MBA students Tal Ron, German Servente, and Latha Lakshmanan, with Professors Dennis Heaton and Anil Maheshwari in the spring of 2017

Student Kenny Januar (right) with Joanne Grigas, HR coordinator, (left) and Peggy Fisher, HR manager (center) of Global ID

Students in the MBA class of 2016 with Professor Ayako Huang (front right)

For several years, students in MUM’s MBA in Sustainable Business Program have been assisting local organizations with their sustainability efforts. Through their Capstone Project, MBA students have worked with the City of Fairfield, the Fairfield Arts and Convention Center, and several businesses by assessing their needs, conducting research, and making recommendations.

“We want students to learn and appreciate the community because we are teaching them about global citizenship and global leadership,” said Ayako Huang, assistant professor of management. “It’s important for them to learn that they are not working just for their own benefit. We want them to serve the community and we call it service learning. This differentiates MUM’s Sustainable MBA program from other MBA programs.”

The Capstone Project consists of several classes and the completion of a practical community project. In their classes, students conducted case studies of local businesses that embraced sustainability, learned about sustainable technologies and tools for measuring sustainability, and studied the mechanics of fostering sustainable communities.
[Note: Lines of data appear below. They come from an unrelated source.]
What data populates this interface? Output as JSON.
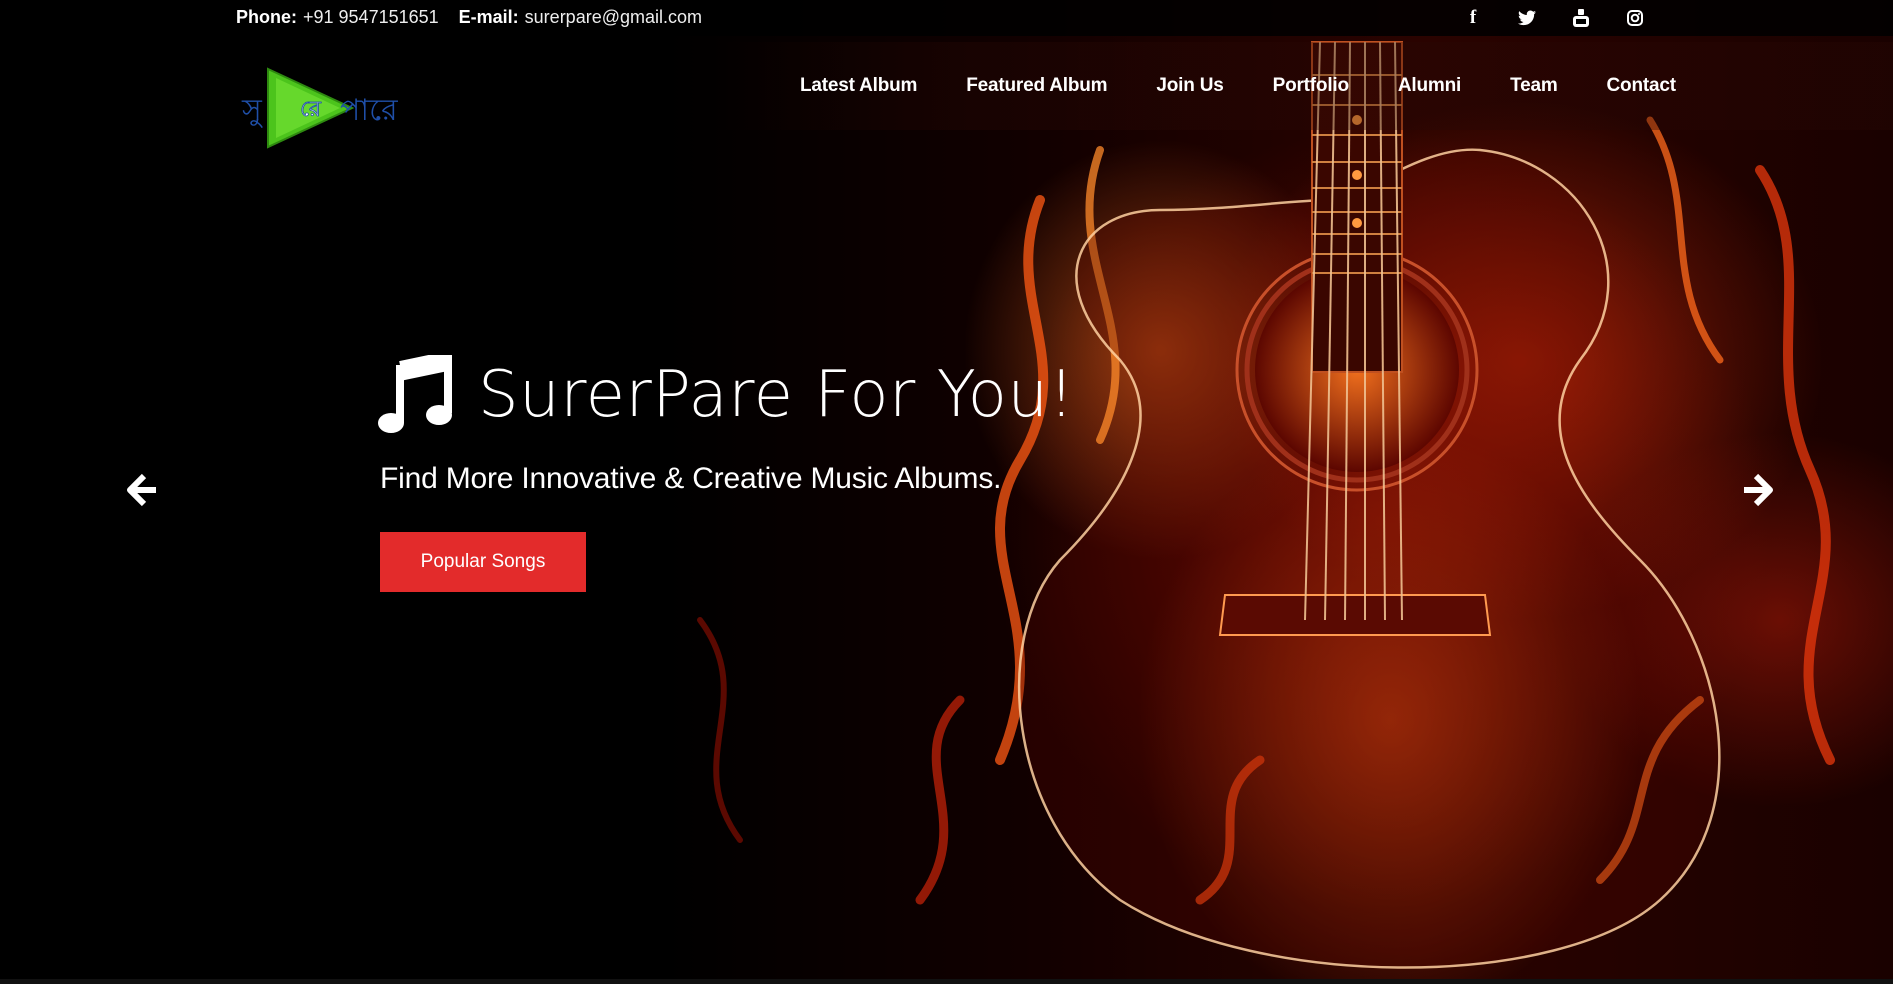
{
  "topbar": {
    "phone_label": "Phone:",
    "phone_value": "+91 9547151651",
    "email_label": "E-mail:",
    "email_value": "surerpare@gmail.com",
    "social_icons": [
      "facebook-icon",
      "twitter-icon",
      "youtube-icon",
      "instagram-icon"
    ]
  },
  "nav": {
    "items": [
      {
        "label": "Latest Album"
      },
      {
        "label": "Featured Album"
      },
      {
        "label": "Join Us"
      },
      {
        "label": "Portfolio"
      },
      {
        "label": "Alumni"
      },
      {
        "label": "Team"
      },
      {
        "label": "Contact"
      }
    ]
  },
  "hero": {
    "title": "SurerPare For You!",
    "subtitle": "Find More Innovative & Creative Music Albums.",
    "cta_label": "Popular Songs",
    "prev_icon": "arrow-left-icon",
    "next_icon": "arrow-right-icon"
  },
  "colors": {
    "cta": "#e32b2b",
    "logo_green": "#4cc41c",
    "logo_blue": "#1f4fa8"
  }
}
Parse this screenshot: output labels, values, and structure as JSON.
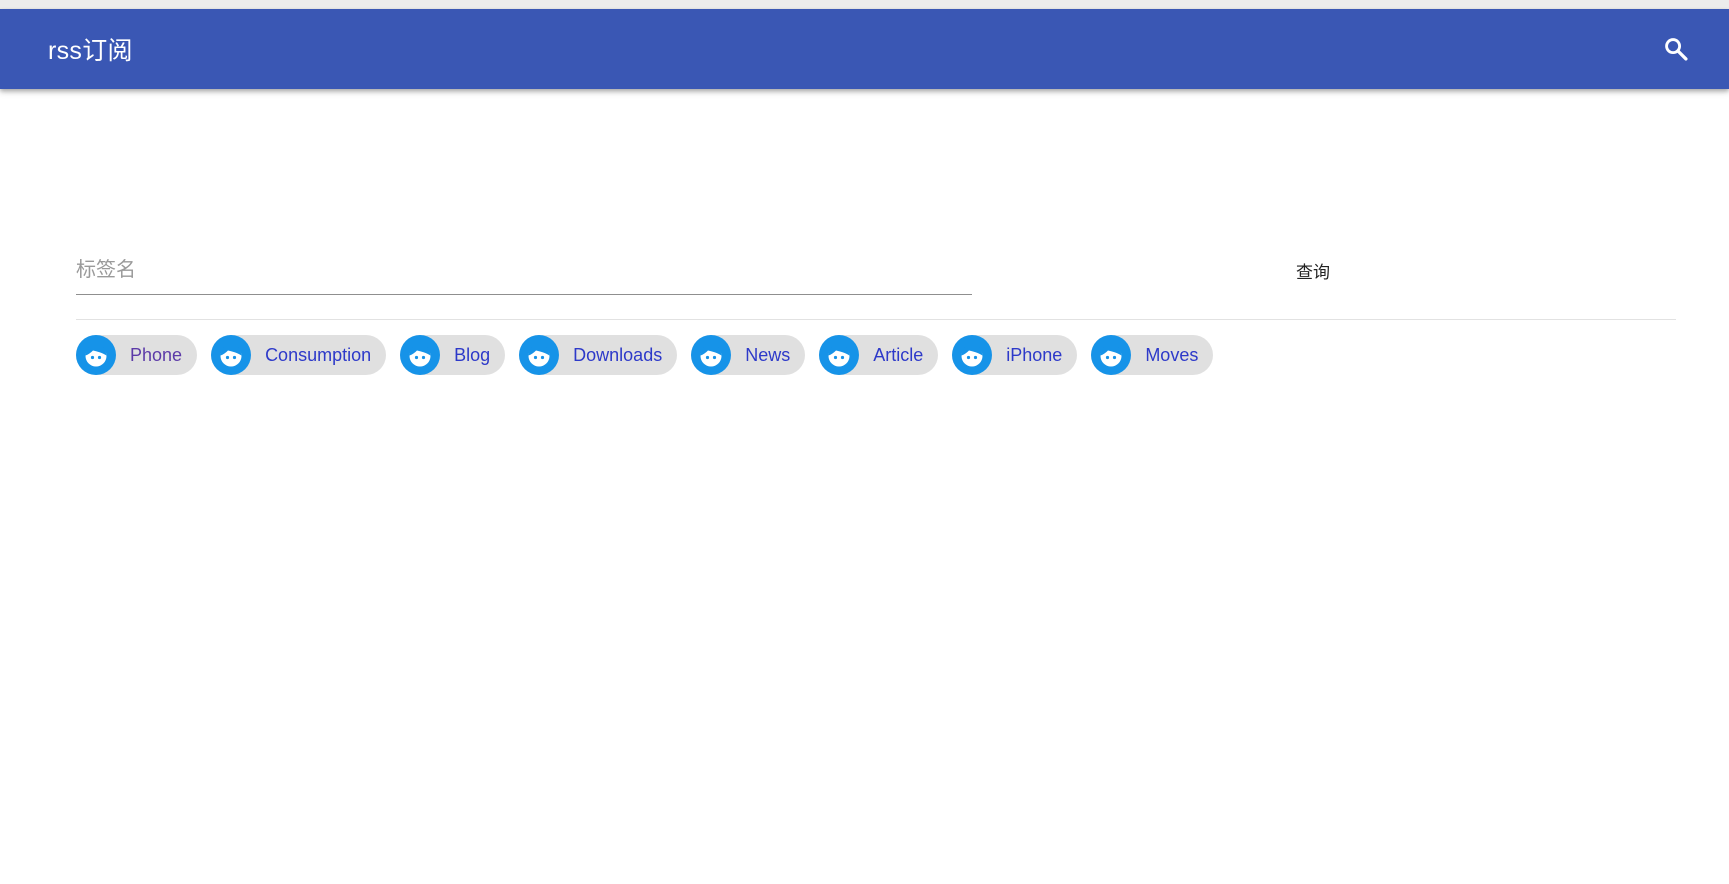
{
  "header": {
    "title": "rss订阅",
    "search_icon": "search-icon",
    "bar_color": "#3a57b4"
  },
  "search": {
    "placeholder": "标签名",
    "value": "",
    "button_label": "查询"
  },
  "tags": {
    "avatar_icon": "face-icon",
    "avatar_color": "#1693e8",
    "label_color": "#2d39c9",
    "items": [
      {
        "label": "Phone"
      },
      {
        "label": "Consumption"
      },
      {
        "label": "Blog"
      },
      {
        "label": "Downloads"
      },
      {
        "label": "News"
      },
      {
        "label": "Article"
      },
      {
        "label": "iPhone"
      },
      {
        "label": "Moves"
      }
    ]
  }
}
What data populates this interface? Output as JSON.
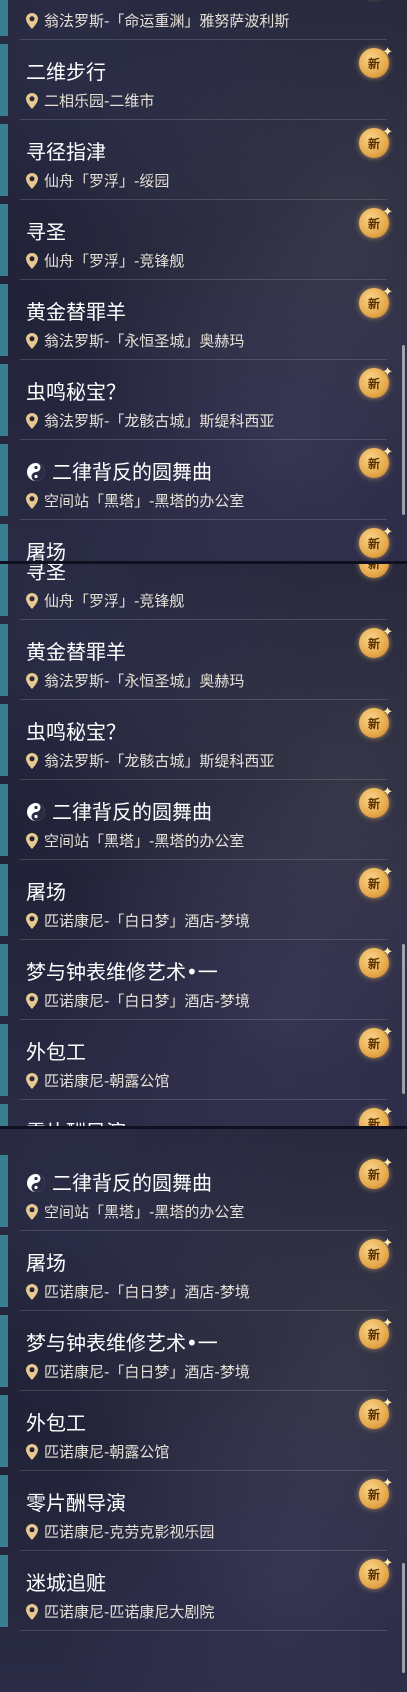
{
  "badge_text": "新",
  "panel1_items": [
    {
      "title": "",
      "loc": "翁法罗斯-「命运重渊」雅努萨波利斯"
    },
    {
      "title": "二维步行",
      "loc": "二相乐园-二维市"
    },
    {
      "title": "寻径指津",
      "loc": "仙舟「罗浮」-绥园"
    },
    {
      "title": "寻圣",
      "loc": "仙舟「罗浮」-竞锋舰"
    },
    {
      "title": "黄金替罪羊",
      "loc": "翁法罗斯-「永恒圣城」奥赫玛"
    },
    {
      "title": "虫鸣秘宝？",
      "loc": "翁法罗斯-「龙骸古城」斯缇科西亚"
    },
    {
      "title": "二律背反的圆舞曲",
      "loc": "空间站「黑塔」-黑塔的办公室",
      "icon": "yin-yang-icon"
    },
    {
      "title": "屠场",
      "loc": ""
    }
  ],
  "panel2_items": [
    {
      "title": "寻圣",
      "loc": "仙舟「罗浮」-竞锋舰"
    },
    {
      "title": "黄金替罪羊",
      "loc": "翁法罗斯-「永恒圣城」奥赫玛"
    },
    {
      "title": "虫鸣秘宝？",
      "loc": "翁法罗斯-「龙骸古城」斯缇科西亚"
    },
    {
      "title": "二律背反的圆舞曲",
      "loc": "空间站「黑塔」-黑塔的办公室",
      "icon": "yin-yang-icon"
    },
    {
      "title": "屠场",
      "loc": "匹诺康尼-「白日梦」酒店-梦境"
    },
    {
      "title": "梦与钟表维修艺术•一",
      "loc": "匹诺康尼-「白日梦」酒店-梦境"
    },
    {
      "title": "外包工",
      "loc": "匹诺康尼-朝露公馆"
    },
    {
      "title": "零片酬导演",
      "loc": ""
    }
  ],
  "panel3_items": [
    {
      "title": "二律背反的圆舞曲",
      "loc": "空间站「黑塔」-黑塔的办公室",
      "icon": "yin-yang-icon"
    },
    {
      "title": "屠场",
      "loc": "匹诺康尼-「白日梦」酒店-梦境"
    },
    {
      "title": "梦与钟表维修艺术•一",
      "loc": "匹诺康尼-「白日梦」酒店-梦境"
    },
    {
      "title": "外包工",
      "loc": "匹诺康尼-朝露公馆"
    },
    {
      "title": "零片酬导演",
      "loc": "匹诺康尼-克劳克影视乐园"
    },
    {
      "title": "迷城追赃",
      "loc": "匹诺康尼-匹诺康尼大剧院"
    }
  ]
}
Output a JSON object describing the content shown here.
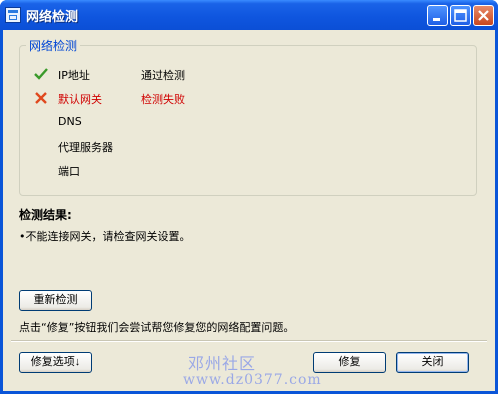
{
  "window": {
    "title": "网络检测"
  },
  "group": {
    "title": "网络检测",
    "rows": [
      {
        "label": "IP地址",
        "status": "通过检测",
        "result": "pass"
      },
      {
        "label": "默认网关",
        "status": "检测失败",
        "result": "fail"
      },
      {
        "label": "DNS",
        "status": "",
        "result": ""
      },
      {
        "label": "代理服务器",
        "status": "",
        "result": ""
      },
      {
        "label": "端口",
        "status": "",
        "result": ""
      }
    ]
  },
  "results": {
    "heading": "检测结果:",
    "text": "•不能连接网关，请检查网关设置。"
  },
  "buttons": {
    "retest": "重新检测",
    "repair_options": "修复选项↓",
    "repair": "修复",
    "close": "关闭"
  },
  "hint": "点击“修复”按钮我们会尝试帮您修复您的网络配置问题。",
  "watermark": {
    "line1": "邓州社区",
    "line2": "www.dz0377.com"
  },
  "colors": {
    "titlebar": "#0b4fd6",
    "client": "#ece9d8",
    "group_title": "#0046d5",
    "fail": "#d00000",
    "pass": "#3a9a2a"
  },
  "icons": {
    "pass": "check-icon",
    "fail": "x-icon"
  }
}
Then they conducted research, presented their findings, and recommended sustainable solutions.

Student Kenny Januar did an internship with Global ID’s human resource department to create a new performance management system and conduct a training needs analysis to increase the company’s effectiveness. “The advantage of working on the Capstone Project for me was to use the skills I obtained from the University to help local businesses and the community.”

Latha Lakshmanan surveyed customers of a local grocery store about their approach to sustainability. “The project at Everybody’s was a good opportunity to combine the current consumer trends in the grocery industry into viable experiments for the local store to try, based on successful benchmarking of larger stores in the greater Iowa area,” said Latha. “It was a good opportunity to learn about a new industry, understand the gaps, and provide recommendations.”

In addition to gaining hands-on experience, students can benefit from working in the community in multiple ways, including developing critical thinking, increasing understanding of the class topic, developing communication and leadership skills, improving flexibility and openness to change, and growing understanding of diverse cultures and communities.